Return all of the records exactly.

** ENTRIES SUPPLIED follows **

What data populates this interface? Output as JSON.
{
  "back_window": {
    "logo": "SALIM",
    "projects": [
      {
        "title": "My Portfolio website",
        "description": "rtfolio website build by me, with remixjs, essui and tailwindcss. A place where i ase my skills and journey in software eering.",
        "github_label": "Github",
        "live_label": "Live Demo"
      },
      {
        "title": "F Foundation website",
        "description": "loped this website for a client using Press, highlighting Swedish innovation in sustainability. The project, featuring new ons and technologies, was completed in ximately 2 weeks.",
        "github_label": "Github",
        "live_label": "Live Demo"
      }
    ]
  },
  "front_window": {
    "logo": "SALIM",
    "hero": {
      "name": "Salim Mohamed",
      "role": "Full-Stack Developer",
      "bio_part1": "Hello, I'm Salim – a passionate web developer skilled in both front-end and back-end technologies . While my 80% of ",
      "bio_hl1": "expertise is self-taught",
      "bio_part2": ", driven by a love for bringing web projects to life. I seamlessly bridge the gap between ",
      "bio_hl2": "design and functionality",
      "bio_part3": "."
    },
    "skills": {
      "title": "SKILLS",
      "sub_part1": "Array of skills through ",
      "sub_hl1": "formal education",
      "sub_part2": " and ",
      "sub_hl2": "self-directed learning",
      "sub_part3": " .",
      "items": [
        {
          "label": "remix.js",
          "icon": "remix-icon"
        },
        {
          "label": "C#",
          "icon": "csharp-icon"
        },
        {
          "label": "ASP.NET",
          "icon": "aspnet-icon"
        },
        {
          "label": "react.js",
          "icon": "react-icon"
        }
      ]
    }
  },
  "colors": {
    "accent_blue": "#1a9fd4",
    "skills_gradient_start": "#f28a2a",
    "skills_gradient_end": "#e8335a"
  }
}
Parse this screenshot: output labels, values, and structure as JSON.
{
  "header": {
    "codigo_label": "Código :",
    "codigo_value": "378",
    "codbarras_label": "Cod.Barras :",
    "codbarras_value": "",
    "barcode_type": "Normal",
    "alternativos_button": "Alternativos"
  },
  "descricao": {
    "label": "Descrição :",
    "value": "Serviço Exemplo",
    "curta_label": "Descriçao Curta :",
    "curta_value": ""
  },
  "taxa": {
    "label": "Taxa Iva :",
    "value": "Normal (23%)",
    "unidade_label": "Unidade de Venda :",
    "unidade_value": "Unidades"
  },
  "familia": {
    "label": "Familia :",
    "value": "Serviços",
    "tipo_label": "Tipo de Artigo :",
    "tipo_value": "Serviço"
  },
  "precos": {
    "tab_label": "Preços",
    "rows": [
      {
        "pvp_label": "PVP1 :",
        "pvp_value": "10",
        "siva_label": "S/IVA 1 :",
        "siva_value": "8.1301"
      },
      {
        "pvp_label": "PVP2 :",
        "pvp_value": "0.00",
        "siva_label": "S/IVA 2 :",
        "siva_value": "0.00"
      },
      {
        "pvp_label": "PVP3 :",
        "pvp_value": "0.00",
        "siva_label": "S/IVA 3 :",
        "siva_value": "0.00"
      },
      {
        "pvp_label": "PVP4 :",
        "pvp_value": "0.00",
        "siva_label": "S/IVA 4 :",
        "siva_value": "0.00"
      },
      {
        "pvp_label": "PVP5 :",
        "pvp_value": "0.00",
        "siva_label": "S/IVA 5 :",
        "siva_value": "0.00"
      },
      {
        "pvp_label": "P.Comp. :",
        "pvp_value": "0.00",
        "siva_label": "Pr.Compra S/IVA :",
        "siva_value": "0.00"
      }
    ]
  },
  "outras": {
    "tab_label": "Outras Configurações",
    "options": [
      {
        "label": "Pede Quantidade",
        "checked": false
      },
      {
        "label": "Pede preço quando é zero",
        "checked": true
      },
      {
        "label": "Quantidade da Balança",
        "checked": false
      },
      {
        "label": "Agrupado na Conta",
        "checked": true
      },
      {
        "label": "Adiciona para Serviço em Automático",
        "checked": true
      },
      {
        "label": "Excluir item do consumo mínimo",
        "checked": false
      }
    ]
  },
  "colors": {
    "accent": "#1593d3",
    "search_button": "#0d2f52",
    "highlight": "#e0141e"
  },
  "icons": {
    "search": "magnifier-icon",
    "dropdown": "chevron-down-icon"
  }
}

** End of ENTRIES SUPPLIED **

> [THE ANSWER]:
What data populates this interface? Output as JSON.
{
  "back_window": {
    "logo": "SALIM",
    "projects": [
      {
        "title": "My Portfolio website",
        "description": "rtfolio website build by me, with remixjs, essui and tailwindcss. A place where i ase my skills and journey in software eering.",
        "github_label": "Github",
        "live_label": "Live Demo"
      },
      {
        "title": "F Foundation website",
        "description": "loped this website for a client using Press, highlighting Swedish innovation in sustainability. The project, featuring new ons and technologies, was completed in ximately 2 weeks.",
        "github_label": "Github",
        "live_label": "Live Demo"
      }
    ]
  },
  "front_window": {
    "logo": "SALIM",
    "hero": {
      "name": "Salim Mohamed",
      "role": "Full-Stack Developer",
      "bio_part1": "Hello, I'm Salim – a passionate web developer skilled in both front-end and back-end technologies . While my 80% of ",
      "bio_hl1": "expertise is self-taught",
      "bio_part2": ", driven by a love for bringing web projects to life. I seamlessly bridge the gap between ",
      "bio_hl2": "design and functionality",
      "bio_part3": "."
    },
    "skills": {
      "title": "SKILLS",
      "sub_part1": "Array of skills through ",
      "sub_hl1": "formal education",
      "sub_part2": " and ",
      "sub_hl2": "self-directed learning",
      "sub_part3": " .",
      "items": [
        {
          "label": "remix.js",
          "icon": "remix-icon"
        },
        {
          "label": "C#",
          "icon": "csharp-icon"
        },
        {
          "label": "ASP.NET",
          "icon": "aspnet-icon"
        },
        {
          "label": "react.js",
          "icon": "react-icon"
        }
      ]
    }
  },
  "colors": {
    "accent_blue": "#1a9fd4",
    "skills_gradient_start": "#f28a2a",
    "skills_gradient_end": "#e8335a"
  }
}
Parse this screenshot: output labels, values, and structure as JSON.
{
  "header": {
    "codigo_label": "Código :",
    "codigo_value": "378",
    "codbarras_label": "Cod.Barras :",
    "codbarras_value": "",
    "barcode_type": "Normal",
    "alternativos_button": "Alternativos"
  },
  "descricao": {
    "label": "Descrição :",
    "value": "Serviço Exemplo",
    "curta_label": "Descriçao Curta :",
    "curta_value": ""
  },
  "taxa": {
    "label": "Taxa Iva :",
    "value": "Normal (23%)",
    "unidade_label": "Unidade de Venda :",
    "unidade_value": "Unidades"
  },
  "familia": {
    "label": "Familia :",
    "value": "Serviços",
    "tipo_label": "Tipo de Artigo :",
    "tipo_value": "Serviço"
  },
  "precos": {
    "tab_label": "Preços",
    "rows": [
      {
        "pvp_label": "PVP1 :",
        "pvp_value": "10",
        "siva_label": "S/IVA 1 :",
        "siva_value": "8.1301"
      },
      {
        "pvp_label": "PVP2 :",
        "pvp_value": "0.00",
        "siva_label": "S/IVA 2 :",
        "siva_value": "0.00"
      },
      {
        "pvp_label": "PVP3 :",
        "pvp_value": "0.00",
        "siva_label": "S/IVA 3 :",
        "siva_value": "0.00"
      },
      {
        "pvp_label": "PVP4 :",
        "pvp_value": "0.00",
        "siva_label": "S/IVA 4 :",
        "siva_value": "0.00"
      },
      {
        "pvp_label": "PVP5 :",
        "pvp_value": "0.00",
        "siva_label": "S/IVA 5 :",
        "siva_value": "0.00"
      },
      {
        "pvp_label": "P.Comp. :",
        "pvp_value": "0.00",
        "siva_label": "Pr.Compra S/IVA :",
        "siva_value": "0.00"
      }
    ]
  },
  "outras": {
    "tab_label": "Outras Configurações",
    "options": [
      {
        "label": "Pede Quantidade",
        "checked": false
      },
      {
        "label": "Pede preço quando é zero",
        "checked": true
      },
      {
        "label": "Quantidade da Balança",
        "checked": false
      },
      {
        "label": "Agrupado na Conta",
        "checked": true
      },
      {
        "label": "Adiciona para Serviço em Automático",
        "checked": true
      },
      {
        "label": "Excluir item do consumo mínimo",
        "checked": false
      }
    ]
  },
  "colors": {
    "accent": "#1593d3",
    "search_button": "#0d2f52",
    "highlight": "#e0141e"
  },
  "icons": {
    "search": "magnifier-icon",
    "dropdown": "chevron-down-icon"
  }
}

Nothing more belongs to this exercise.